- _Input for this task_:
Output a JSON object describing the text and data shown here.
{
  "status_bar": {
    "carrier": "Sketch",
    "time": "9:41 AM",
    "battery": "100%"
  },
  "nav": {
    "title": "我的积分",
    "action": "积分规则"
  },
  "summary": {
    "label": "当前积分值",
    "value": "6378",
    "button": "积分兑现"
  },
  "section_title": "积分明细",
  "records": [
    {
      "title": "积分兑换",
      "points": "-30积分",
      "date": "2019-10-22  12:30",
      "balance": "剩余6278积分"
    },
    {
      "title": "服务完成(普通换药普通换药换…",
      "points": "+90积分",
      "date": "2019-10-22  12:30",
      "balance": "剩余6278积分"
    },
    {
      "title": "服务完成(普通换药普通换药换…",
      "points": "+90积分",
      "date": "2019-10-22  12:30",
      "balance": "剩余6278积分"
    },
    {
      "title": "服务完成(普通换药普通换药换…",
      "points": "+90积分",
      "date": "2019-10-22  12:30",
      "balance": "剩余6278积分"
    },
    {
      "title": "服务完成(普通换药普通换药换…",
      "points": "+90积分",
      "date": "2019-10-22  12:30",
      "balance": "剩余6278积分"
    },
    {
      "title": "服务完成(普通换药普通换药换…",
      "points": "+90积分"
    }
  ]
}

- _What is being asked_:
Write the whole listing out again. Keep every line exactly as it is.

- _Answer to this task_:
Output a JSON object describing the text and data shown here.
{
  "status_bar": {
    "carrier": "Sketch",
    "time": "9:41 AM",
    "battery": "100%"
  },
  "nav": {
    "title": "我的积分",
    "action": "积分规则"
  },
  "summary": {
    "label": "当前积分值",
    "value": "6378",
    "button": "积分兑现"
  },
  "section_title": "积分明细",
  "records": [
    {
      "title": "积分兑换",
      "points": "-30积分",
      "date": "2019-10-22  12:30",
      "balance": "剩余6278积分"
    },
    {
      "title": "服务完成(普通换药普通换药换…",
      "points": "+90积分",
      "date": "2019-10-22  12:30",
      "balance": "剩余6278积分"
    },
    {
      "title": "服务完成(普通换药普通换药换…",
      "points": "+90积分",
      "date": "2019-10-22  12:30",
      "balance": "剩余6278积分"
    },
    {
      "title": "服务完成(普通换药普通换药换…",
      "points": "+90积分",
      "date": "2019-10-22  12:30",
      "balance": "剩余6278积分"
    },
    {
      "title": "服务完成(普通换药普通换药换…",
      "points": "+90积分",
      "date": "2019-10-22  12:30",
      "balance": "剩余6278积分"
    },
    {
      "title": "服务完成(普通换药普通换药换…",
      "points": "+90积分"
    }
  ]
}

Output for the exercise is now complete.